07/01/2015 | | Editor and publisher | Gary Rosenblatt

If the friendship between Hanan Schlesinger, an American-born Orthodox rabbi and self-described “passionate Zionist settler,” and Ali Abu Awwad, a leading Palestinian activist who served a four-year jail sentence in Israel for membership in a terrorist cell, was typical of West Bank Jews and Palestinians, we would be living in Messianic times.

06/24/2015 | | Editor and Publisher | Gary Rosenblatt

Speaking at the Grand Synagogue in Paris after the Charlie Hebdo and kosher supermarket murders in January, Israeli Prime Minister Netanyahu stirred controversy when he announced: “Any Jew who chooses to come to Israel will be greeted with open arms and an open heart; it is not a foreign nation, and hopefully they and you will one day come to Israel.”

06/17/2015 | | Editor and Publisher | Gary Rosenblatt

In January 2011, with the U.S. trying hard to convince the Palestinians to withdraw or moderate a United Nations Security Council resolution condemning Israeli settlements, President Obama called Palestinian Authority President Mahmoud Abbas to make a deal.

06/10/2015 | | Editor and Publisher | Gary Rosenblatt

In 1965, President Lyndon Johnson sent the first U.S. combat troops to South Vietnam, Levi Eshkol was elected prime minister of Israel, and Dodgers pitcher Sandy Koufax chose not to pitch in the opening game of the World Series because it fell on Yom Kippur.
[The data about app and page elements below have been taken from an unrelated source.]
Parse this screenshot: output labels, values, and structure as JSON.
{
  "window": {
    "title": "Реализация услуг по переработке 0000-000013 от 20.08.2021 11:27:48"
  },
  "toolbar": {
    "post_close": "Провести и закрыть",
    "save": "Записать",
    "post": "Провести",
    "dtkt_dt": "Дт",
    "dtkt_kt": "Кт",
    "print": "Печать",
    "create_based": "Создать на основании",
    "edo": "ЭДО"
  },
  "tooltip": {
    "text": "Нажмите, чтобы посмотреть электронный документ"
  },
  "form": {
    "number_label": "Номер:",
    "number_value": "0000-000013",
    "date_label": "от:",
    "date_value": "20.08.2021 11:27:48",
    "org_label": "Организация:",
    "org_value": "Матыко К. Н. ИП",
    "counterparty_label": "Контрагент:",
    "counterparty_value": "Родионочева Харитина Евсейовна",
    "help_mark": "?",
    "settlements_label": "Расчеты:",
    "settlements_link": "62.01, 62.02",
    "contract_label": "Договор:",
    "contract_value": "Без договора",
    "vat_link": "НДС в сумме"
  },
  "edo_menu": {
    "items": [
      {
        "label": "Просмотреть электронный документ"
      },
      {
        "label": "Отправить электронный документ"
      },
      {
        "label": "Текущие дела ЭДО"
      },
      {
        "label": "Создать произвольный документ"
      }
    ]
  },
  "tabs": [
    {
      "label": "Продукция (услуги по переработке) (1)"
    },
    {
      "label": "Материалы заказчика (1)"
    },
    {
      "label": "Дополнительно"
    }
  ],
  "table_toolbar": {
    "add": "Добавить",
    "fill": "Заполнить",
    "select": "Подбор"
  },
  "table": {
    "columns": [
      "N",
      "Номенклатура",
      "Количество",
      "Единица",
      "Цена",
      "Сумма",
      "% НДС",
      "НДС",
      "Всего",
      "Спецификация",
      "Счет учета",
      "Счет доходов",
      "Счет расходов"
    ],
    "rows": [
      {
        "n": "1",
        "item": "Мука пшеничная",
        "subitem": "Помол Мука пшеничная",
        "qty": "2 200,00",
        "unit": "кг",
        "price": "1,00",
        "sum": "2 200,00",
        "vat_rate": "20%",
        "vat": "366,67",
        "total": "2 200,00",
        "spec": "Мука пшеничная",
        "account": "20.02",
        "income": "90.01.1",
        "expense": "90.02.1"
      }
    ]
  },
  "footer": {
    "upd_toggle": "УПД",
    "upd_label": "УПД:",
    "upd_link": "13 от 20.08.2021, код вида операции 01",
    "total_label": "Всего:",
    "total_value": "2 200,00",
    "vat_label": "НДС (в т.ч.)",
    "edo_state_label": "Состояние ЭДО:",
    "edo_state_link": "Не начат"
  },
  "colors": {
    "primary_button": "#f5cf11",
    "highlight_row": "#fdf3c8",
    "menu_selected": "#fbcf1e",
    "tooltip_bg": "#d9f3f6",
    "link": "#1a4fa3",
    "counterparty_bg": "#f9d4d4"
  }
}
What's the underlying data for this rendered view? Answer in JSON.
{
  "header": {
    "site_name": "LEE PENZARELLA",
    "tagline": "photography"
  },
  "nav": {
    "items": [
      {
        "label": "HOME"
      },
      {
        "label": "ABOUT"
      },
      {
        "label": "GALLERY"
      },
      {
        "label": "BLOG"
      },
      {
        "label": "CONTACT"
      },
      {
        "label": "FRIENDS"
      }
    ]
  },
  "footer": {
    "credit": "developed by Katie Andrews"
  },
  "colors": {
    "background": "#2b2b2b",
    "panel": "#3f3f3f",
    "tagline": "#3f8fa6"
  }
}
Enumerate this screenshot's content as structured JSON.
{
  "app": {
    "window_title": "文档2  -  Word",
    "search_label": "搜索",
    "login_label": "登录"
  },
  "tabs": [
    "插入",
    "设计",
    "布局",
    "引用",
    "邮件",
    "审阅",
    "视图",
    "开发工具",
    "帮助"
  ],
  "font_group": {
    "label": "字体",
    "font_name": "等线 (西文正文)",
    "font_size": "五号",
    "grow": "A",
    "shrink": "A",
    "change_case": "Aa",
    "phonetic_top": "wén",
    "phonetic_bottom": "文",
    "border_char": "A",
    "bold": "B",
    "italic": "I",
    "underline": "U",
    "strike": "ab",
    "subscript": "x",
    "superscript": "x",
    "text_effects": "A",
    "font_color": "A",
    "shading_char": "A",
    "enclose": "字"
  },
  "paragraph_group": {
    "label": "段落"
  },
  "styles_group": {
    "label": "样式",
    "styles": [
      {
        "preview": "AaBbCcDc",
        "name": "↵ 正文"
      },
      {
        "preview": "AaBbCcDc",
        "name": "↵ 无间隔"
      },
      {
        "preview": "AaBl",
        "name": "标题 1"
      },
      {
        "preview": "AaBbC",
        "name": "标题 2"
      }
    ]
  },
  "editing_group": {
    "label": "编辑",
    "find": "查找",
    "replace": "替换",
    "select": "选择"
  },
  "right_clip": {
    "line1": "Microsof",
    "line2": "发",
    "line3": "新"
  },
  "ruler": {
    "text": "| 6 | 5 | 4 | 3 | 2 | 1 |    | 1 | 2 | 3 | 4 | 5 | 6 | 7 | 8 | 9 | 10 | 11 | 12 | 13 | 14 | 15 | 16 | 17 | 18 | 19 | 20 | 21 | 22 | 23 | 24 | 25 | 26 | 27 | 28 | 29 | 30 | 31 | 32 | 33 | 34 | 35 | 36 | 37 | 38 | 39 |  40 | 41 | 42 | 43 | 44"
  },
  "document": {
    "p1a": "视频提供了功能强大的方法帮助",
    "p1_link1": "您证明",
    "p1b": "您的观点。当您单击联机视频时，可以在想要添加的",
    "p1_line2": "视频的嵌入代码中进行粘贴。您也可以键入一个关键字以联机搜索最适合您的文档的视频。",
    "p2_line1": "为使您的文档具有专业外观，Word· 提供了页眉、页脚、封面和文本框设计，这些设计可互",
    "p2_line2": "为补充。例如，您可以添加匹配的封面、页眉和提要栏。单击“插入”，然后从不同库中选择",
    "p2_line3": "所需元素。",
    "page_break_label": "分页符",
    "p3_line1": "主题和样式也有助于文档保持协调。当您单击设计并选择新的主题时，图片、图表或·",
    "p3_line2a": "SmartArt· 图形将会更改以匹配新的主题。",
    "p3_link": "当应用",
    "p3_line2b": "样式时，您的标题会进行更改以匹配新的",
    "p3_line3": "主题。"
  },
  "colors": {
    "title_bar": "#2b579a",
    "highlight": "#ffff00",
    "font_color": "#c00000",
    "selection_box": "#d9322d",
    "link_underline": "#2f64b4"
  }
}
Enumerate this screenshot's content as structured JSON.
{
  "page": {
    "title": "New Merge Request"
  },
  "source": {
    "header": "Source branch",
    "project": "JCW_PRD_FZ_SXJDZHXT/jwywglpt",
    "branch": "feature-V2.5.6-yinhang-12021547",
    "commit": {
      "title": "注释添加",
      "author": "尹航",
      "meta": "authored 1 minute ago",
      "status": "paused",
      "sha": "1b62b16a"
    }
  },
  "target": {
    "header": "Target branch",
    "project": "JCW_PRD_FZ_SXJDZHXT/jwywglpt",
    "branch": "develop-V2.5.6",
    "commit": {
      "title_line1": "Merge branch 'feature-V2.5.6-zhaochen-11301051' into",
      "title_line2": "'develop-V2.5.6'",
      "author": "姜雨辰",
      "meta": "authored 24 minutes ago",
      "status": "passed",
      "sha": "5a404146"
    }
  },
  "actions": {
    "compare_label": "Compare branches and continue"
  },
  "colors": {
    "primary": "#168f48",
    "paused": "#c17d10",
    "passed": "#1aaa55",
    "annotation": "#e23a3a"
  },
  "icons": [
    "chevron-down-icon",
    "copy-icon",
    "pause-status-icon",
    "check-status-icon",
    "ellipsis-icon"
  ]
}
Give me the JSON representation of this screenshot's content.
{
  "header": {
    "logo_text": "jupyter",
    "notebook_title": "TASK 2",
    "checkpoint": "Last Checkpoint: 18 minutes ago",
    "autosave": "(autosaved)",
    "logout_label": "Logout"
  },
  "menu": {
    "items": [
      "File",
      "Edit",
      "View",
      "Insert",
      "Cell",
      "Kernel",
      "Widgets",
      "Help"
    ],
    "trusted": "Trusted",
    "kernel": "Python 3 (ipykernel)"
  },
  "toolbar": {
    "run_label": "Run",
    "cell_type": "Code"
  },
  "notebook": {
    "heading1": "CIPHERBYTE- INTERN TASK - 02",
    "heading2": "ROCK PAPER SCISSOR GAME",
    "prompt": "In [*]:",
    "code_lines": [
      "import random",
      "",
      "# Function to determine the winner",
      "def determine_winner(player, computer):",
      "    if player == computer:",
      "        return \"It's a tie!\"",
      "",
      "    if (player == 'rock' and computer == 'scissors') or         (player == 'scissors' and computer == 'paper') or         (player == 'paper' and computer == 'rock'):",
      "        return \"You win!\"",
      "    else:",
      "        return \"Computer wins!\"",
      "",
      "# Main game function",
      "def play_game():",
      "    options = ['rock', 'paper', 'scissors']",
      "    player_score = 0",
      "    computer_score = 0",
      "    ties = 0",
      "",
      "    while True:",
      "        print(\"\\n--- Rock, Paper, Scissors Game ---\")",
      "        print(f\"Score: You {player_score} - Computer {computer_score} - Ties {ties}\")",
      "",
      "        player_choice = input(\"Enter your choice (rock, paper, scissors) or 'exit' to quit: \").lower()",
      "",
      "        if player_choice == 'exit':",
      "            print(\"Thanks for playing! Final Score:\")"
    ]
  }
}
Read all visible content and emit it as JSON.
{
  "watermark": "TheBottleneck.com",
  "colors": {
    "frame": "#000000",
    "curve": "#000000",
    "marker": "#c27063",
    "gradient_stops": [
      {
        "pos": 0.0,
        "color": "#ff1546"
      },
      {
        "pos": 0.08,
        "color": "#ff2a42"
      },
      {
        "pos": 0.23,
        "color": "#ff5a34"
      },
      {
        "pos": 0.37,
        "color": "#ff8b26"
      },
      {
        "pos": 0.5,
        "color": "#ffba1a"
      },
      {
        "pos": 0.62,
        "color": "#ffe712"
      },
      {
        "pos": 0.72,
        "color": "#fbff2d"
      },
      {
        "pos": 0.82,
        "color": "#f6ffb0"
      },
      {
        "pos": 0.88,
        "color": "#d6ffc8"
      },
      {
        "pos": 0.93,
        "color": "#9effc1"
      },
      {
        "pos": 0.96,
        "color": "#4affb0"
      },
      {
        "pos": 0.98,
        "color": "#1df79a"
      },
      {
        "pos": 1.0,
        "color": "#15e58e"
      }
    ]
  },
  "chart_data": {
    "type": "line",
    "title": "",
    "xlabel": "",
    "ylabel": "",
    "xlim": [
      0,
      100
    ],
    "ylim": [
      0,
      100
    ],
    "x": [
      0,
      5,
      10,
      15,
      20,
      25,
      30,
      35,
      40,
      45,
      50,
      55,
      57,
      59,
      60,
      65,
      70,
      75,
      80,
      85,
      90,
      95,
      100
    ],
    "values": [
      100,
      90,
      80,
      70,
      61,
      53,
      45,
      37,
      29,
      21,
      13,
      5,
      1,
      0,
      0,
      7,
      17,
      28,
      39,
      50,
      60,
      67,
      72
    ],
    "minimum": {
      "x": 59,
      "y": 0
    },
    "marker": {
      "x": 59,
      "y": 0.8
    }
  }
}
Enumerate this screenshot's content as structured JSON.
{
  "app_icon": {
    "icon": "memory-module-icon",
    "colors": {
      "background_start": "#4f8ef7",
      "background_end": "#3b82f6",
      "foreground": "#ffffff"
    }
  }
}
It was also that year that Abraham Foxman, a 25-year-old immigrant fresh out of law school, took a job as assistant director of the legal department of the Anti-Defamation League of B’nai B’rith.